on his team's Opening Day win
And it didn't hurt that two of the centerpiece players of this team's golden era, Rollins and Howard, were the first two hitters in the ninth. And as Howard nonchalantly phrased it later, "We've been there before."
So as Rollins was about to head for the plate to lead off the ninth, Howard told him: "Just get on base for me, and I'll take it from there." Whereupon Rollins bounced a single through the right side, and the parade of singles was on.
Howard ground his way through a precarious seven-pitch at-bat, then roped the second single of the inning into center field. And the first two men were on.
Then came yet more little ball that you won't find in the Charlie Manuel Guide to Game-Winning Ninth-Inning Rallies. After a Raul Ibanez pop-up, Rollins took off for third, flopped in with what he assumed would be the front end of a double steal, then picked himself up and found Howard still planted on first.
Rollins looked across the diamond, shook his head and flashed his best what's-up-with-that look. But Howard, who stole precisely one base all last year, returned that look with a try-letting-me-know-you're-going-next-time look of his own.
"How 'bout giving me a memo or something next time," Howard chuckled later.
"OK, I'll get him," Rollins retorted. "I'll take care of him. I know he wants that stolen base, too. But it worked out, right? It all worked out."
Yeah, it all worked out, all right, just the way they planned it in spring training.
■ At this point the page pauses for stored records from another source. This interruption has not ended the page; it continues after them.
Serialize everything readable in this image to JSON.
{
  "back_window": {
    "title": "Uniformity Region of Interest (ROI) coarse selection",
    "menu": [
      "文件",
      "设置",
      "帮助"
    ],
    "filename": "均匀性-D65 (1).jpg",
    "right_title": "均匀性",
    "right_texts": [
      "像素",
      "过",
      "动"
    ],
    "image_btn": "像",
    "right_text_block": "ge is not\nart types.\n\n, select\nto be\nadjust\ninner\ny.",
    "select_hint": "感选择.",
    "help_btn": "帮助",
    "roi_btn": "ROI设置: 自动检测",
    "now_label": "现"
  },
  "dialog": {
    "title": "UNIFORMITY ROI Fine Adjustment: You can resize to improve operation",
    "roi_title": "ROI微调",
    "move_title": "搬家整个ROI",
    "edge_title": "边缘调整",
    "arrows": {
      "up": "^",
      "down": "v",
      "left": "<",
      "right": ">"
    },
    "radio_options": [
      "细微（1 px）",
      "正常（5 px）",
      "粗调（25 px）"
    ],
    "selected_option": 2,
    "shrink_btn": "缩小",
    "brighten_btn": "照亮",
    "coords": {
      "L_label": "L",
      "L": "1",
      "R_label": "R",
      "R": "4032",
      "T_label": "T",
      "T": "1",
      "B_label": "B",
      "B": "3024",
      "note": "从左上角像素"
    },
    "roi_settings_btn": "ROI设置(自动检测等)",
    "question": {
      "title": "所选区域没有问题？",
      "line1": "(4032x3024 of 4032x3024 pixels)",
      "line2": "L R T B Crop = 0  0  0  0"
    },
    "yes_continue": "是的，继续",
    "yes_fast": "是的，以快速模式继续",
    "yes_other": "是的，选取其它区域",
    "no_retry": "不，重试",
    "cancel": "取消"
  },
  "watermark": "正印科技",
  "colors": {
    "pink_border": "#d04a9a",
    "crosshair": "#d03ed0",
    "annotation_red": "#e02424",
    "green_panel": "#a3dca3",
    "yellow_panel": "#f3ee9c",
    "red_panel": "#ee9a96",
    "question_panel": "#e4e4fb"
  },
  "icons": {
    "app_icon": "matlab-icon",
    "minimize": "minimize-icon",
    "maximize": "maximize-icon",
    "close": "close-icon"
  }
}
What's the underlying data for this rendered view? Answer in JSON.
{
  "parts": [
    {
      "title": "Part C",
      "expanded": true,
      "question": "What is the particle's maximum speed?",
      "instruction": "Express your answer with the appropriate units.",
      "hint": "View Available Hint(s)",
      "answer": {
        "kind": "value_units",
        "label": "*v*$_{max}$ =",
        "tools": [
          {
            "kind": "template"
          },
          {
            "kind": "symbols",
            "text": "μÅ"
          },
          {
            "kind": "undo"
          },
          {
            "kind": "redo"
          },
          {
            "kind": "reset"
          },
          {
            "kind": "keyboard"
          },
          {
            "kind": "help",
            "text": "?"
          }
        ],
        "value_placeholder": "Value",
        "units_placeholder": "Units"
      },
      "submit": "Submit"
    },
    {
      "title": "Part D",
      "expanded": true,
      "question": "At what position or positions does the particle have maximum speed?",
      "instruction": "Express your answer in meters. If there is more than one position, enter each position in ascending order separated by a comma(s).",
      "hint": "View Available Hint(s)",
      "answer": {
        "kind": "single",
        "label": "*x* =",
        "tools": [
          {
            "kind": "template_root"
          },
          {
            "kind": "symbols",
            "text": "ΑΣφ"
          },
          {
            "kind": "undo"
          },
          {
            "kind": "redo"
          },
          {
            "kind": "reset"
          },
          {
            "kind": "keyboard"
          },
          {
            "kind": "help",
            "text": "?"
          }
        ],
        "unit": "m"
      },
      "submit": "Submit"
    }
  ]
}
Francisco stroked an RBI single, and it was 4-3. Carlos Ruiz and Valdez thumped the fourth and fifth singles of the inning, and it was 4-4.
And then up stepped rookie outfielder John Mayberry Jr., a one-time No. 1 pick in Texas who was finally living out his first Opening Day on a big-league roster, at age 27.
Mayberry worked the count to 2-and-2, then stepped out and tapped his spikes. He dug back in. The p.a. pumped. The ballpark rattled. Mayberry rocked in the box, eyed a hanging cutter floating his way and uncoiled.
The baseball floated toward center. Astros center fielder Michael Bourn backpedaled, spun and watched it fly over his head. Mayberry pumped his fist. If he could have written a script for his first Opening Day, he said, after the first big-league walkoff hit of his life, "this was the script I'd have written."
Bedlam erupted around him. And the Phillies had found a way.
It was their first walkoff win in an opener since 1974 (when Mike Schmidt did the honors with a game-ending homer off a Mets reliever named Tug McGraw). And it was just the third time in franchise history they'd won on Opening Day after trailing by four runs or more. But don't go looking for YouTube highlights of the other two -- since they happened in 1905 and 1895.
So however they did it in Game 1, we wouldn't advise they try doing it that way again in Game 2. But don't tell THIS team that.
"If you can do it once, you can do it 100 times," Madson said. "And that's our goal."
And if not, they'll just have to try to find a way.
Jayson Stark is a senior writer for ESPN.com. His latest book, "Worth The Wait: Tales of the 2008 Phillies," was published by Triumph Books and is available in bookstores and online. Click here to order a copy.
Follow Jayson Stark on Twitter: @jaysonst